Throughout that first week following the terrorist attack, Bernstein did what she could to reduce the anxieties of the residents.
"Everybody was so frightened," she said. "All of the disaster literature talks about workers going to a disaster situation, but they don't talk about a situation where the workers are traumatized themselves," she said. For Bernstein, everyone in Manhattan was at "Ground Zero," and the experience was "off the chart."
"I was meeting pretty much every single day with as many residents as I could gather together. On Thursday, I was able to meet with all of my PGY3 residents to debrief them and talk about what was going on. And at noon, we had a resident-wide journal club that was led by several of our attendings, including one who was cofounder of a disaster psychiatry outreach group at the morgue.
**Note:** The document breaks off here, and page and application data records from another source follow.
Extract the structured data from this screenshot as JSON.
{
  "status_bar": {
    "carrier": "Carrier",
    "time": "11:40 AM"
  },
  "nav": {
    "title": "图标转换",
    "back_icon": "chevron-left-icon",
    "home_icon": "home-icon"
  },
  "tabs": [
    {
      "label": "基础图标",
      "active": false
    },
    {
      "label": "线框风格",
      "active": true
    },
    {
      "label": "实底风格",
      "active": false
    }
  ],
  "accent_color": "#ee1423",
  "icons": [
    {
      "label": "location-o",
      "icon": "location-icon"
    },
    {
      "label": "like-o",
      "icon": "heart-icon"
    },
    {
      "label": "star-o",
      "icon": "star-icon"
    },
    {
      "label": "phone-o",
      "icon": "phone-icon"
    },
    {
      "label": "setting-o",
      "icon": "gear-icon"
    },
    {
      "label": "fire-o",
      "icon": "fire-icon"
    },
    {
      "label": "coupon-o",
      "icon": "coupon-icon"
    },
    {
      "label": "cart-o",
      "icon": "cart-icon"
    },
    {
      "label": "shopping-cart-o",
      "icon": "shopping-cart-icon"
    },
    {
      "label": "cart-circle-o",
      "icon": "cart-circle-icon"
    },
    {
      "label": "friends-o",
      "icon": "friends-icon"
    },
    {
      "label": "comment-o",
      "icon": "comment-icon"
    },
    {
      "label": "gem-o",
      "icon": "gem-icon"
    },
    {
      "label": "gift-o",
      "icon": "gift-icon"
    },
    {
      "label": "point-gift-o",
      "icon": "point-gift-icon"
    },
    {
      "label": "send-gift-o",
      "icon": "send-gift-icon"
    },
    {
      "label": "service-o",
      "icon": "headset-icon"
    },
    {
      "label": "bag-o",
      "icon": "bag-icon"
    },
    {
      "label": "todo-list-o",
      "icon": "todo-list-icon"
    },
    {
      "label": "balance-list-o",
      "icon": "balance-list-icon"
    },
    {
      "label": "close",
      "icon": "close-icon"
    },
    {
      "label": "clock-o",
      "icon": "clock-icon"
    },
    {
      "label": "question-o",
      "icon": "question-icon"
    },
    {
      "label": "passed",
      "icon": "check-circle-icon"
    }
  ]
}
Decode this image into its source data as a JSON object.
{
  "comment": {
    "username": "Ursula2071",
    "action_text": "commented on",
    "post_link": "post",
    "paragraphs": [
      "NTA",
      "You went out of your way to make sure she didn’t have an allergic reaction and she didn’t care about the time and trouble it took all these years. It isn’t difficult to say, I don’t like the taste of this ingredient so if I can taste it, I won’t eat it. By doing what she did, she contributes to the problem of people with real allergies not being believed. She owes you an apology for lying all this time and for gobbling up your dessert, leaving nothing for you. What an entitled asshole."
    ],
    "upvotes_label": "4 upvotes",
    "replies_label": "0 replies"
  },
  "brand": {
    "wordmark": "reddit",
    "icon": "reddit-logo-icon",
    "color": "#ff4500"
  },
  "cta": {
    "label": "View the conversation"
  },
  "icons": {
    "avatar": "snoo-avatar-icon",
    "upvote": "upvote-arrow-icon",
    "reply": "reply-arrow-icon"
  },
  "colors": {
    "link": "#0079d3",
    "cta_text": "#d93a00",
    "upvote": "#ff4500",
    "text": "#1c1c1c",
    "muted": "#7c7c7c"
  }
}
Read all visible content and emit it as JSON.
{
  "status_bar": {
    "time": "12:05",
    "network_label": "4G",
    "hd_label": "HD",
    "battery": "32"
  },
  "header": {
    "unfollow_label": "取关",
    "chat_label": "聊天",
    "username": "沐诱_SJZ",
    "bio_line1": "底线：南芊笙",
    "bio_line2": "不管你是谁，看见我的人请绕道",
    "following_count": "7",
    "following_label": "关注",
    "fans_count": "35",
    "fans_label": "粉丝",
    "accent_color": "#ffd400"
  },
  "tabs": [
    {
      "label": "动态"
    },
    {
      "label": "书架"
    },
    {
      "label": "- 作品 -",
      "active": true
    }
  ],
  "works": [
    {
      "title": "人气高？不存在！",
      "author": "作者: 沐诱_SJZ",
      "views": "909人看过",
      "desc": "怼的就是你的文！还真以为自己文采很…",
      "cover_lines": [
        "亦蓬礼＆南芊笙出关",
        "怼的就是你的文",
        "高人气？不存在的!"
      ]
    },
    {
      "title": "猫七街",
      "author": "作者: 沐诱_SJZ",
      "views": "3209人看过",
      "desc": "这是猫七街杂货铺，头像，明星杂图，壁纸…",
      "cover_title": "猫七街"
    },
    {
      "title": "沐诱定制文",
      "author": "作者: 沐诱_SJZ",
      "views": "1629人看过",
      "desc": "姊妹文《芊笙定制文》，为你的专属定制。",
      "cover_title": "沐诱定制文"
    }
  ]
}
We used some materials that the American Psychiatric Association put up on its Web site and any material I could get my hands on," she said. "Yet, there isn't much written on a disaster of this magnitude in a major urban area It must have been like the Blitz in London during World War II, but people were not writing about posttraumatic stress disorder then."
By Sept. 17, Bernstein asked her residents seeking to participate in volunteer activities to talk with her. She explained that studies indicate psychiatric patients are at particular risk in a disaster situation. "The residents really needed to be there for their patients and to conserve their energies for the long haul."
She explained that some of the residents are currently helping at the New York City Family Assistance Center on Pier 94, located at 54th Street and 12th Avenue. "It looks kind of like an exhibit hall at an annual meeting. There are places for people to go to get death certificates, to get unemployment benefits, to see about housing, and, of course, there are counseling services," she said. "NYU is now sending a team on Mondays and Tuesdays during the day-one attending and one resident-to the pier to provide counseling services for anyone who needs help. To me, this is good, because it is structured. There is attending supervision, and we will relieve the residents of their regular responsibilities during the day to do this."
Beyond counseling families, the residents are also helping professionals working with families. For example, they are debriefing lawyers who are providing legal assistance to families filing death certificates.
Because the city's medical examiner's office is located at NYU, some residents have volunteered to provide counseling to individuals involved in identifying body parts and working with victims' personal effects.
Looking at her own contribution, Bernstein said she is linking traumatized people around the country with psychiatric resources -- individual practitioners, clinics and the like. And she is also looking after the residents. "The challenge for me on my job is to try to hold them together, teach them and also give them the opportunity to volunteer if they want to. Everybody feels so helpless when something like this happens, so you want to do something to make it better."
Asked about the ongoing effects of the disaster on herself, the staff and the people of New York City, Bernstein said that seeing the Wall of Prayer -- photos and flyers about the people who are still missing in the disaster -- on a construction barrier outside the entrance to Bellevue Hospital impacts "us, the residents and our patients." She added, "There is a hole in lower Manhattan. Subway service is still out. Access to hospitals is restricted. There are police everywhere...For myself, each week is a little better, but I wouldn't say each day is better. Some days are good, and some days are bad. There is a gradual movement in the return to normalcy as it were, but it is not the same."